### Task instructions
From the records below, return every line containing the word "kind".

(Page and application data records)

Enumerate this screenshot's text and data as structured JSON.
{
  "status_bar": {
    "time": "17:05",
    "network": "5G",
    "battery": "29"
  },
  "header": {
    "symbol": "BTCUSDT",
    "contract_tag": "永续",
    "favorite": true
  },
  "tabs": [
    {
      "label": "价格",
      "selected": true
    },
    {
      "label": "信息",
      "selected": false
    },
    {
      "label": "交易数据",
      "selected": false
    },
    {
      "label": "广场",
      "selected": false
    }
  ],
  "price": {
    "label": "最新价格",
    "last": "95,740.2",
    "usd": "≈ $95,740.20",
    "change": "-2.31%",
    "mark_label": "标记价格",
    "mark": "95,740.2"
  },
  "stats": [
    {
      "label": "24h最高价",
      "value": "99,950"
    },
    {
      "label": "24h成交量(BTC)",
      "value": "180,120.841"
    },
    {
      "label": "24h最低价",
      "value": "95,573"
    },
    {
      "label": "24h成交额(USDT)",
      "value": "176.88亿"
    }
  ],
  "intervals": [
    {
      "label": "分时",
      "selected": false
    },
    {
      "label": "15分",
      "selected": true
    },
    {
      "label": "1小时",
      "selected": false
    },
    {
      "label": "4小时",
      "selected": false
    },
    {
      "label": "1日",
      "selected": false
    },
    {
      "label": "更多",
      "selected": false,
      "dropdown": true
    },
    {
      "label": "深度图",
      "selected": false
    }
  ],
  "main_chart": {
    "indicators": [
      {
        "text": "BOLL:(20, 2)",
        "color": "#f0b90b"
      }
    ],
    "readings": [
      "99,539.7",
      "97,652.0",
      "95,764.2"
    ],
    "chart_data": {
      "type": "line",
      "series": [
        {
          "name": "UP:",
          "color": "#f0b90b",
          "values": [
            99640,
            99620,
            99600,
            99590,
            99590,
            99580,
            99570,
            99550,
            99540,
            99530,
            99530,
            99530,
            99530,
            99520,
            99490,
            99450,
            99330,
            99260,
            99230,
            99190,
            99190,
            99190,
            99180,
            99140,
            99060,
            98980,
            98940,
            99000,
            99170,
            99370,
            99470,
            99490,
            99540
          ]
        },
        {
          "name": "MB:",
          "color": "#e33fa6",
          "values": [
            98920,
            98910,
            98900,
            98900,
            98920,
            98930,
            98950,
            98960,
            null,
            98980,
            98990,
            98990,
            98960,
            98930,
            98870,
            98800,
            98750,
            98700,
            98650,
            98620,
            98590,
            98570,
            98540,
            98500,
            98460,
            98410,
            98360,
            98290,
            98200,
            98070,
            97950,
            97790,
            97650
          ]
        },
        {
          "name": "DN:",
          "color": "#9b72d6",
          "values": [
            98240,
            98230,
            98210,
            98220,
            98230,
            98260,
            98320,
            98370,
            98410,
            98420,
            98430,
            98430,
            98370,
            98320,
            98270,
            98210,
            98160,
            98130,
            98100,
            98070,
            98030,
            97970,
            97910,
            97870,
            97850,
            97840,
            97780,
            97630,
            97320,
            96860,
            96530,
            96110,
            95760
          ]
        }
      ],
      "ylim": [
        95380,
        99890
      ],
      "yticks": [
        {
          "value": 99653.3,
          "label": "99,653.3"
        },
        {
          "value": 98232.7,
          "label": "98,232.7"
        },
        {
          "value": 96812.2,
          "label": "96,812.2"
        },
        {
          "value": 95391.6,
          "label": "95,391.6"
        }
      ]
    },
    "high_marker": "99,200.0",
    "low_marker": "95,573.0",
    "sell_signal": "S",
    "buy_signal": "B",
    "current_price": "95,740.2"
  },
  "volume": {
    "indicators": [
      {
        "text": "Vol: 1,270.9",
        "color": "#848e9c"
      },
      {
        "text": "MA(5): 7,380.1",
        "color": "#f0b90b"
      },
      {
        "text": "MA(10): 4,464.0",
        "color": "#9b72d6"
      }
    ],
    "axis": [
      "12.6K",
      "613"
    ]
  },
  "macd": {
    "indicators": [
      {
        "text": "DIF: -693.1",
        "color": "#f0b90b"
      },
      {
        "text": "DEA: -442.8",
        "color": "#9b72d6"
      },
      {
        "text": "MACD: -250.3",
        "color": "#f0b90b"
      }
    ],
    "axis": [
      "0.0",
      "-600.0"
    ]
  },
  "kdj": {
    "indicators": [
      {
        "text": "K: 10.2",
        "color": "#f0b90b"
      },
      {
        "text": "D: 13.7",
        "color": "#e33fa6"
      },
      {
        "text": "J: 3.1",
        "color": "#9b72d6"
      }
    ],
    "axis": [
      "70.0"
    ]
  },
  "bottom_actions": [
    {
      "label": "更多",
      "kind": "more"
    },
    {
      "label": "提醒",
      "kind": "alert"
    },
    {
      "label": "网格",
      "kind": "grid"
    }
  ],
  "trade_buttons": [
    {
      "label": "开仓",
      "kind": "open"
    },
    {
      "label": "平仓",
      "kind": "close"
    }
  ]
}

### Answer area
      "kind": "more"
      "kind": "alert"
      "kind": "grid"
      "kind": "open"
      "kind": "close"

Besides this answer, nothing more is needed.